Under the terms, the team could leave town after five years if home-game ticket sales are below 2,500 tickets per game, and giveaway tickets would not count toward the total.

But if the team leaves, it would have to pay back a portion of the $3.2 million in Rio Nuevo money that will pay for arena upgrades needed to get the facility ready for the team by October.

AHL regular-season games attract an average of 5,982 fans per game. The downtown Tucson arena can seat around 7,000 hockey fans.

The team would pay the city $300,000 per year for the license agreement, and the amount would be adjusted for inflation each year.

The city would be responsible for the utility bills; the event staffing, except for game officials; and the infrastructure.

Kozachik, who is a sports event manager and a hockey fan, said the draft deal is the third in three weeks of negotiations between the Coyotes and the city.

Kozachik said he’d like to see a stop-loss provision, so that if the city were to lose money beyond a certain dollar amount, it would be able to pull out of the deal.

Net revenue from the concession sales, parking, advertising and arena-naming rights would be split 50-50 between the team and the city. The team would keep all of the revenue from other merchandise sales, like souvenirs.

The city could collect annual net revenues ranging from $249,270 to $476,445, City Manager Michael Ortega told the Tucson City Council in a memo.

Plus, the city will get 30 reserved seats at home games for free.

The agreement says the team will play at least 29 home games in Tucson but lets it play up to five games in the Phoenix area.

The city and Rio Nuevo would add $3 to the cost of a game ticket in surcharges to help pay for arena improvements and operations. Some of that money would be set aside in a special fund to help pay for arena repairs and upgrades as needed.

The agreement also describes how the team can book dates for the arena while still giving some use of the arena to the University of Arizona club hockey team and to trade shows that use the convention center.

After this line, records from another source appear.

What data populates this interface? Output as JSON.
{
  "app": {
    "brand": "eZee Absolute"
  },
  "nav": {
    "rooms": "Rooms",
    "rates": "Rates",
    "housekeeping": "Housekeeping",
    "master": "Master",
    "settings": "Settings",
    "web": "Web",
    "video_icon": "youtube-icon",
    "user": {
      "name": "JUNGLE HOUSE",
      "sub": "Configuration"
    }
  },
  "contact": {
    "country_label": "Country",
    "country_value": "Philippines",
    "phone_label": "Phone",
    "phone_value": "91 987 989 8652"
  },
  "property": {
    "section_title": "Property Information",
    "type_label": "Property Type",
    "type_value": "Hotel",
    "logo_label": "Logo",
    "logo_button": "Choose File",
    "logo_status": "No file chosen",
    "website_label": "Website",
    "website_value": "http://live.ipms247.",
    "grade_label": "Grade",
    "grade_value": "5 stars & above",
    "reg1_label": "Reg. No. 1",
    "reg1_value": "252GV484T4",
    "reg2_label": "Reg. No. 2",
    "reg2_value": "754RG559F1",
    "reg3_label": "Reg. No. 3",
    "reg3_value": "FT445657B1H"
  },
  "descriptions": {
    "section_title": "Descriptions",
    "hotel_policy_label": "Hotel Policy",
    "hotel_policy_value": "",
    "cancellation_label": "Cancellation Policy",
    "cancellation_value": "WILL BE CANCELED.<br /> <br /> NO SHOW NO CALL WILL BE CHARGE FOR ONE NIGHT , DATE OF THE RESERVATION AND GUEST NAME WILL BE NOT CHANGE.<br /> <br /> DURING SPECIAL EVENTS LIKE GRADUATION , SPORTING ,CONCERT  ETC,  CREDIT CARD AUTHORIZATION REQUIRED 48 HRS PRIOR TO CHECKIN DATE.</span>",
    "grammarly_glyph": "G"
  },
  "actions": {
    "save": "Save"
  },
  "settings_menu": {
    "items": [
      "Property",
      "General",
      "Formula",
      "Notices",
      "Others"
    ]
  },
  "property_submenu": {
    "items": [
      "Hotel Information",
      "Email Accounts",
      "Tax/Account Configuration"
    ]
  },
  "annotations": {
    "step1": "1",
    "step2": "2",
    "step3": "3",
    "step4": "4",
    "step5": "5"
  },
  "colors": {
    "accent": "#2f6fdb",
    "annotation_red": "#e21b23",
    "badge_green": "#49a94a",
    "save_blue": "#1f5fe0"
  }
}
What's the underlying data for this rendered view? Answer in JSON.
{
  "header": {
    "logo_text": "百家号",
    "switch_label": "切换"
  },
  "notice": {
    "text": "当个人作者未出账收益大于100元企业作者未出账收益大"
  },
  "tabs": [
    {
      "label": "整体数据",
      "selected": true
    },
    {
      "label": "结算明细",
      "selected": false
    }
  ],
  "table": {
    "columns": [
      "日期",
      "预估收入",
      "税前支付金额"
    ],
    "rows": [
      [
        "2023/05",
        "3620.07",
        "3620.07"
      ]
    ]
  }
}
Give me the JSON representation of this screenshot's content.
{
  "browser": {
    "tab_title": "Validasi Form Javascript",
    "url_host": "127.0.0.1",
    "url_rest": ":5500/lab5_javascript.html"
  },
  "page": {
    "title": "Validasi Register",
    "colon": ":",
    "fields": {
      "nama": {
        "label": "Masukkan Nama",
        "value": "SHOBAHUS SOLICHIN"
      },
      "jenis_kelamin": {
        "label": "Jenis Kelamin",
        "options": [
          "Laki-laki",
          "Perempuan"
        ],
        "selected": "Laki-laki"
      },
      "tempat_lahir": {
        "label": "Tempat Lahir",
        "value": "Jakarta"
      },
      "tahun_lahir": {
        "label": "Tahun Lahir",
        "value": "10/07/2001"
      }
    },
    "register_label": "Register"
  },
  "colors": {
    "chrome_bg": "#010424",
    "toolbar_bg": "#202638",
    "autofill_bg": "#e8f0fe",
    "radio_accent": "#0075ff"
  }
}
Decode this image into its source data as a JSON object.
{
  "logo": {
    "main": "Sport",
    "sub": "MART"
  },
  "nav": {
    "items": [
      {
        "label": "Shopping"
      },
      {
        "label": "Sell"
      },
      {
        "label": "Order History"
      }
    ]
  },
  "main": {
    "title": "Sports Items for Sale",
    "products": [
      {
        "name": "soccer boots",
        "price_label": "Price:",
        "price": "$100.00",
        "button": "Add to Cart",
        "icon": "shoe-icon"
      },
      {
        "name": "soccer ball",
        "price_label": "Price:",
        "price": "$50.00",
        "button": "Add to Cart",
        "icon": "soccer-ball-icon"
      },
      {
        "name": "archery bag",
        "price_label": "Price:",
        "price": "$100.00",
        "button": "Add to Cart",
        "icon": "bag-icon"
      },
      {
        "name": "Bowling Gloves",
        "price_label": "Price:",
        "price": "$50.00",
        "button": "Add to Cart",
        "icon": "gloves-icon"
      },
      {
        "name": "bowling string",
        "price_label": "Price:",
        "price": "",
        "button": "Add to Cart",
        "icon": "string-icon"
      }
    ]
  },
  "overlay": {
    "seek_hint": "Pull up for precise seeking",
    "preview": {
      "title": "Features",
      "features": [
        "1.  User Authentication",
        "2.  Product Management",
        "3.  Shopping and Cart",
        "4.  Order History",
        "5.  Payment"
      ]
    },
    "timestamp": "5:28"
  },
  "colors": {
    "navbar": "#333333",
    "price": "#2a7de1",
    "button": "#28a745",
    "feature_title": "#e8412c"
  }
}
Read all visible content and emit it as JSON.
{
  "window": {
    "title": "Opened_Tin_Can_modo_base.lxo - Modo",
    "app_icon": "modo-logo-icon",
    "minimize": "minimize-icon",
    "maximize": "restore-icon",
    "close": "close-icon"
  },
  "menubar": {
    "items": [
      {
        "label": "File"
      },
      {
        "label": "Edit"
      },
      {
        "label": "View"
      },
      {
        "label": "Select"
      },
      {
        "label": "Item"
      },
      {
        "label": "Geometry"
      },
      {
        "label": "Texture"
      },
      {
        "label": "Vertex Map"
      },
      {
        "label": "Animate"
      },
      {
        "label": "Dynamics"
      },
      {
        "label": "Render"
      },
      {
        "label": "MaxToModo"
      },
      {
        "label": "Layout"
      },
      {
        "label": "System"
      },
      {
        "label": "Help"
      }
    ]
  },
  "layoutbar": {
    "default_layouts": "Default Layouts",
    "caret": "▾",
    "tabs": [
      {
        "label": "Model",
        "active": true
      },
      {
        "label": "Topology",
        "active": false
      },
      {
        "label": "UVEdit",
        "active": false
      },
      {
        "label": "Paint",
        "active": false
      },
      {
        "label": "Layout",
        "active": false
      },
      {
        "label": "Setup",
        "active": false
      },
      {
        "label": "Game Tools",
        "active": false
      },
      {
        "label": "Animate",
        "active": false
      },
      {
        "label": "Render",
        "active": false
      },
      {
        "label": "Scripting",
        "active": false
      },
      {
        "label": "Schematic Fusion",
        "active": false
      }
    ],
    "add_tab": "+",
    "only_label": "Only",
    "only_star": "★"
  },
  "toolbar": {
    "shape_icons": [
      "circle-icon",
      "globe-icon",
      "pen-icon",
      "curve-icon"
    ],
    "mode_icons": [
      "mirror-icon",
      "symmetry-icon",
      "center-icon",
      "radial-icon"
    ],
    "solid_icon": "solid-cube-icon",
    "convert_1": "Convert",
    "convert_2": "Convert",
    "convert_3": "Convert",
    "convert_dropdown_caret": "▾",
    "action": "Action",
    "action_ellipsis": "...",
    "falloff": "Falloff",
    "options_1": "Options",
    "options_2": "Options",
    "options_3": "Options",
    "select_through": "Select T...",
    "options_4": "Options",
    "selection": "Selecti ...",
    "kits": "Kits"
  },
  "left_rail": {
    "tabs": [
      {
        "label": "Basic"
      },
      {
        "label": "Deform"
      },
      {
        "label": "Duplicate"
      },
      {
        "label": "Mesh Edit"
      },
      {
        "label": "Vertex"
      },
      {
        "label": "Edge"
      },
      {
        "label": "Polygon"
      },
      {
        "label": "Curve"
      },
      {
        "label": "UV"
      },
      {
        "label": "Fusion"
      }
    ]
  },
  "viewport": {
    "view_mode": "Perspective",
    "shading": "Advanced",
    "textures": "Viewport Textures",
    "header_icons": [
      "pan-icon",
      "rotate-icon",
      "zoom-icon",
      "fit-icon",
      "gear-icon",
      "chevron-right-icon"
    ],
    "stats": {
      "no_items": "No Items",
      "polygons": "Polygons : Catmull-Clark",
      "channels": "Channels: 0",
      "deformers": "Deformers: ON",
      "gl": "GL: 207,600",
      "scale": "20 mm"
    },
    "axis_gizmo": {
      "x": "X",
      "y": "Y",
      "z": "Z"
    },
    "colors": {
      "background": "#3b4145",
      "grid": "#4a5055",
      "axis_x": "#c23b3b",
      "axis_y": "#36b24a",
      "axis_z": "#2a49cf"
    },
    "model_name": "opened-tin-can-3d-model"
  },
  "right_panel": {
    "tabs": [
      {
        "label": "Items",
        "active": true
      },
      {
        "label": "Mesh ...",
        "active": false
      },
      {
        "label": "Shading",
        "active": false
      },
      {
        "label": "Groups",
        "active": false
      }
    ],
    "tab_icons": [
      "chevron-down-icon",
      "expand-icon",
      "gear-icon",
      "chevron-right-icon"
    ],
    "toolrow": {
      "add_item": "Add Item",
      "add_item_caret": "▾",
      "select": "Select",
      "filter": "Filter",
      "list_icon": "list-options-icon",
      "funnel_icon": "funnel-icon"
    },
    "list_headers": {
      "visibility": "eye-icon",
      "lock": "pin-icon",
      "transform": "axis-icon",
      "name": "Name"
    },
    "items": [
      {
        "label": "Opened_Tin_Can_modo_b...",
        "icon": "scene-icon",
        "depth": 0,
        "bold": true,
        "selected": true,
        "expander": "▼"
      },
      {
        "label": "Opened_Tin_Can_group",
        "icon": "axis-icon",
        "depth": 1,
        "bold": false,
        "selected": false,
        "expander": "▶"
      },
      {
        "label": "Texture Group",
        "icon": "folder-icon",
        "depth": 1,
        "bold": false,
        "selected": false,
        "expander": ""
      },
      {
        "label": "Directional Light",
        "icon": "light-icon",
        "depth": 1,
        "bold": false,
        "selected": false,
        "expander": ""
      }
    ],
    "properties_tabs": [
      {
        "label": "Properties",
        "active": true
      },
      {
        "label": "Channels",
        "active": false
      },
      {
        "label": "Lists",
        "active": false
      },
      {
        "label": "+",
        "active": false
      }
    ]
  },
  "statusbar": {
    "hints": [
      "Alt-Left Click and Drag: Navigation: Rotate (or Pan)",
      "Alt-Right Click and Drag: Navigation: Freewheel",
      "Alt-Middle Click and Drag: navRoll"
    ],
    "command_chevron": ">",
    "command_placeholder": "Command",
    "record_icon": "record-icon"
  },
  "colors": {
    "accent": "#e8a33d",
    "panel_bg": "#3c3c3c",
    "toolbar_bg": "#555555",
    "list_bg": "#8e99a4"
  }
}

The agreement gives the team exclusive use of some of the arena facilities, which could affect other events like large concerts.

Contact reporter Becky Pallack at bpallack@tucson.com or 573-4346. On Twitter: @BeckyPallack